Milk. I’ve always loved the stuff. From the little glass bottles with rusks at playtime and to my adult remedy for sleeplessness straight from the bottle lit by the glow of the fridge in a dark kitchen. Years ago, on a work trip to Holland, the full day meeting was paused a 2pm for a milk break. It’s quite common there it seems. Serious, be-suited ad executives stopped to glug down a glass of milk blissfully unaware of the ensuing moustache for much for the rest of the meeting. There’s something infantilising about milk, something nostalgic. And anything that takes me back to my childhood is a winner with me.

But it has to be proper. Full fat. Organic. Un-homogenised. British cows. Preferably delivered in glass. I want bucolic idylls behind my milk, not preventative antibiotics and commodity markets. Fortunately, we have Nell’s Dairy nearby which produces whole organic milk from the most charming Guernsey cows (long eyelashes – that’s what makes them so endearing).

With my weakness for nostalgia and for milk, they had me at hello what with their beautiful golden cows, their glass bottles and their wonderfully quaint self service machines dotted around the Cotswolds (buy a glass bottle from the vending machine and fill it up from the neighbouring chilled auto-udder – genius).

I’m a regular buyer anyway, but this week they’ve sent me some additional bottles so I can try a few recipes out – good rich whole milk is infinitely better for cooking with than supermarket semi-skimmed. Here’s my favourite recipe, which helpfully also uses much of the current strawberry glut and is perfect for serving whilst watching Wimbledon.

Strawberry Milk Jelly

You will need:

  • approx. 1kg strawberries
  • 5 tbsp caster sugar
  • 13 leaves of gelatine (I use Costa)
  • 750ml whole, organic, un-homogenised milk

Enough for a 1kg jelly mould.

Hull and halve the strawberries Place them in a glass or metal bowl and sprinkle with 2 tbsp of caster sugar. Pop the bowl over a pan of just simmering water and cover the bowl with cling film. Make sure water doesn’t touch the bottom of the strawberry pan or you’ll boil them. Leave on a low heat for about 1 hour. This will draw the juices out of the fruit but leave the flesh behind giving a rich but clear juice. Sieve the strawberries, retaining the juice and discarding the strawberry flesh (nope, I’m sorry, there’s nothing to be done with them, they taste full of tannins and aren’t even good for a puree). You should have 250ml of juice, but top it up with hot water if you’re short.

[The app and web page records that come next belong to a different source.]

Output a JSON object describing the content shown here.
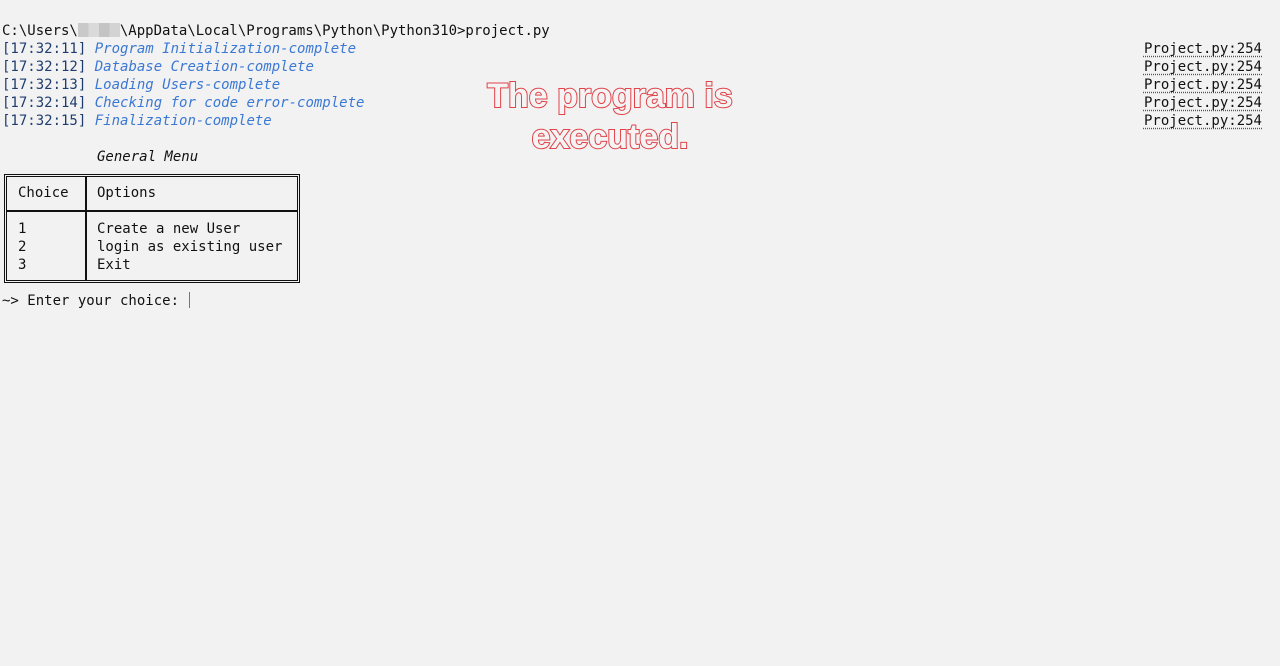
{
  "terminal": {
    "command_prefix": "C:\\Users\\",
    "command_suffix": "\\AppData\\Local\\Programs\\Python\\Python310>project.py",
    "log": [
      {
        "time": "[17:32:11]",
        "message": "Program Initialization-complete",
        "source": "Project.py:254"
      },
      {
        "time": "[17:32:12]",
        "message": "Database Creation-complete",
        "source": "Project.py:254"
      },
      {
        "time": "[17:32:13]",
        "message": "Loading Users-complete",
        "source": "Project.py:254"
      },
      {
        "time": "[17:32:14]",
        "message": "Checking for code error-complete",
        "source": "Project.py:254"
      },
      {
        "time": "[17:32:15]",
        "message": "Finalization-complete",
        "source": "Project.py:254"
      }
    ],
    "menu": {
      "title": "General Menu",
      "headers": [
        "Choice",
        "Options"
      ],
      "rows": [
        {
          "choice": "1",
          "option": "Create a new User"
        },
        {
          "choice": "2",
          "option": "login as existing user"
        },
        {
          "choice": "3",
          "option": "Exit"
        }
      ]
    },
    "prompt": "~> Enter your choice: "
  },
  "annotation": {
    "line1": "The program is",
    "line2": "executed.",
    "color": "#e0444a"
  },
  "colors": {
    "background": "#f2f2f2",
    "timestamp": "#1e3d6e",
    "message": "#3b78d4",
    "text": "#111111"
  }
}
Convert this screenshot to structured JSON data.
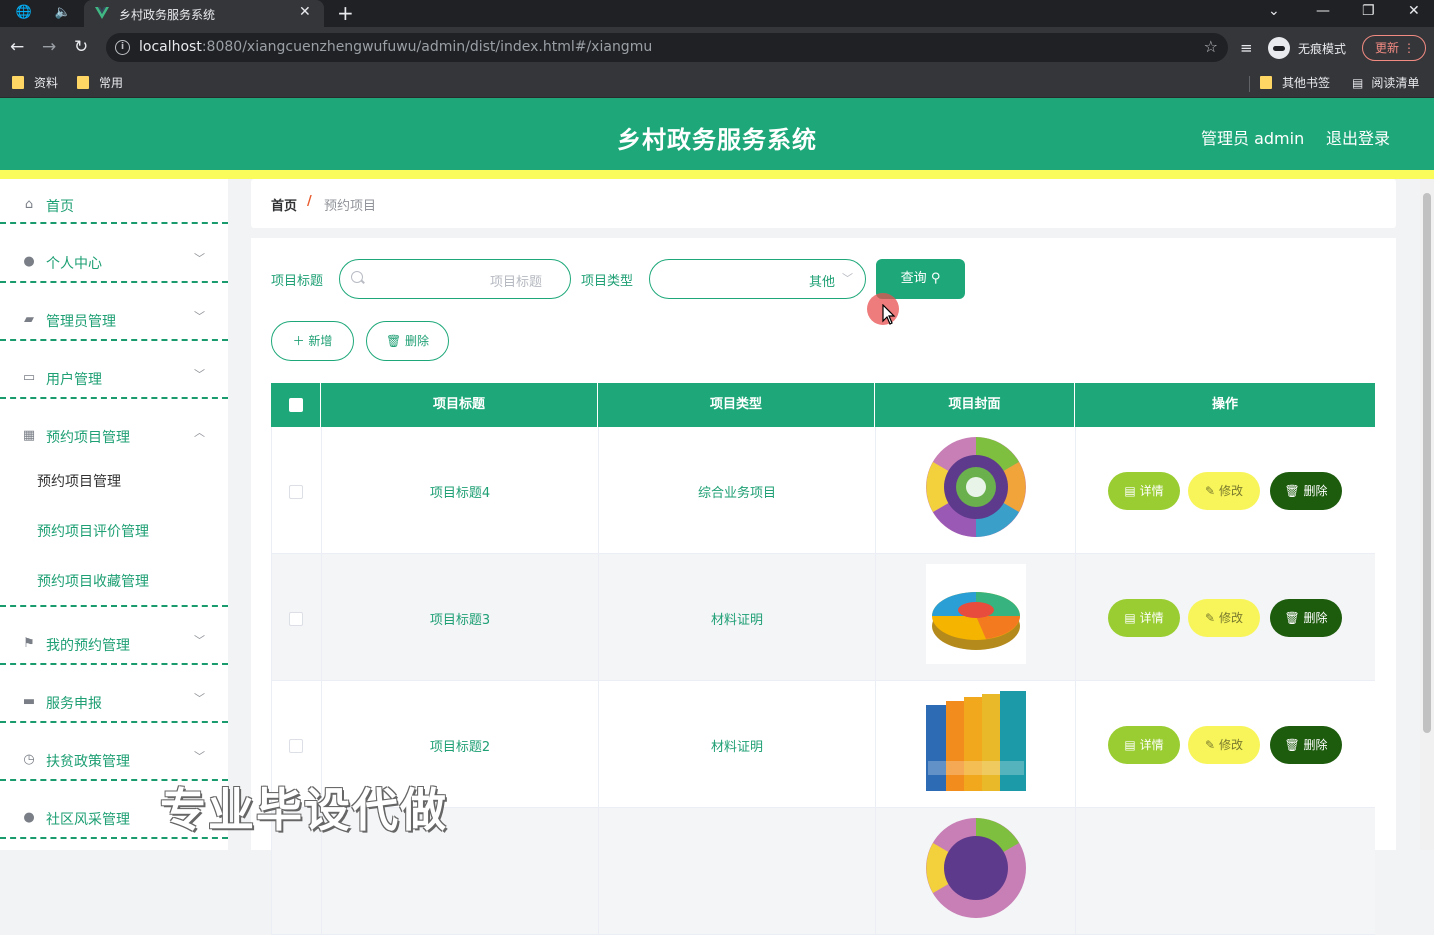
{
  "browser": {
    "tab_title": "乡村政务服务系统",
    "url_host": "localhost",
    "url_rest": ":8080/xiangcuenzhengwufuwu/admin/dist/index.html#/xiangmu",
    "incognito_label": "无痕模式",
    "update_label": "更新",
    "bookmarks": [
      "资料",
      "常用"
    ],
    "other_bookmarks": "其他书签",
    "reading_list": "阅读清单"
  },
  "header": {
    "title": "乡村政务服务系统",
    "admin": "管理员 admin",
    "logout": "退出登录",
    "accent_color": "#1ea87a",
    "stripe_color": "#f9fc5b"
  },
  "sidebar": {
    "items": [
      {
        "label": "首页",
        "icon": "home-icon"
      },
      {
        "label": "个人中心",
        "icon": "user-icon"
      },
      {
        "label": "管理员管理",
        "icon": "briefcase-icon"
      },
      {
        "label": "用户管理",
        "icon": "chat-icon"
      },
      {
        "label": "预约项目管理",
        "icon": "grid-icon"
      },
      {
        "label": "我的预约管理",
        "icon": "flag-icon"
      },
      {
        "label": "服务申报",
        "icon": "message-icon"
      },
      {
        "label": "扶贫政策管理",
        "icon": "clock-icon"
      },
      {
        "label": "社区风采管理",
        "icon": "group-icon"
      }
    ],
    "sub_items": [
      "预约项目管理",
      "预约项目评价管理",
      "预约项目收藏管理"
    ]
  },
  "breadcrumb": {
    "home": "首页",
    "sep": "/",
    "current": "预约项目"
  },
  "filters": {
    "title_label": "项目标题",
    "title_placeholder": "项目标题",
    "type_label": "项目类型",
    "type_value": "其他",
    "query_label": "查询"
  },
  "toolbar": {
    "add_label": "新增",
    "delete_label": "删除"
  },
  "table": {
    "headers": [
      "项目标题",
      "项目类型",
      "项目封面",
      "操作"
    ],
    "rows": [
      {
        "title": "项目标题4",
        "type": "综合业务项目",
        "cover": "wheel"
      },
      {
        "title": "项目标题3",
        "type": "材料证明",
        "cover": "pie"
      },
      {
        "title": "项目标题2",
        "type": "材料证明",
        "cover": "books"
      },
      {
        "title": "",
        "type": "",
        "cover": "wheel"
      }
    ],
    "actions": {
      "detail": "详情",
      "edit": "修改",
      "delete": "删除"
    }
  },
  "watermark": "专业毕设代做"
}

Whilst the strawberry juice is still hot, soak 3 leaves of gelatine in cold water until they are soft, squeeze them of the excess water then add to the juice and stir until dissolved.

Very lightly butter your Gran’s glass jelly mould (for maximum nostalgia you understand) and pour the liquid into a mould. Refrigerate until set.

Meanwhile, heat the milk and 3 tbsp of sugar in a pan until it begins to steam. Remove from the heat, soak the remaining 10 leaves of gelatine in cold water until they are soft then add them to the milk as before. Cool to room temperature.

Once the first layer of strawberry jelly is set, pour the milk jelly on top and return to to the fridge to set.

When you’re ready to serve, dip the mould in hot water and tip it onto a serving plate. Say a little prayer, giggle it around and, with luck, it will plop out onto the plate.

Serve with ice-cream and maybe some fresh strawberries if you’re feeling grown up.

(Disclaimer – Nell’s Dairy send me some free milk to see if I wanted to include it in a recipe somewhere. They haven’t paid me to say nice things, but I’m a regular buyer anyway and I just like cooking with it.)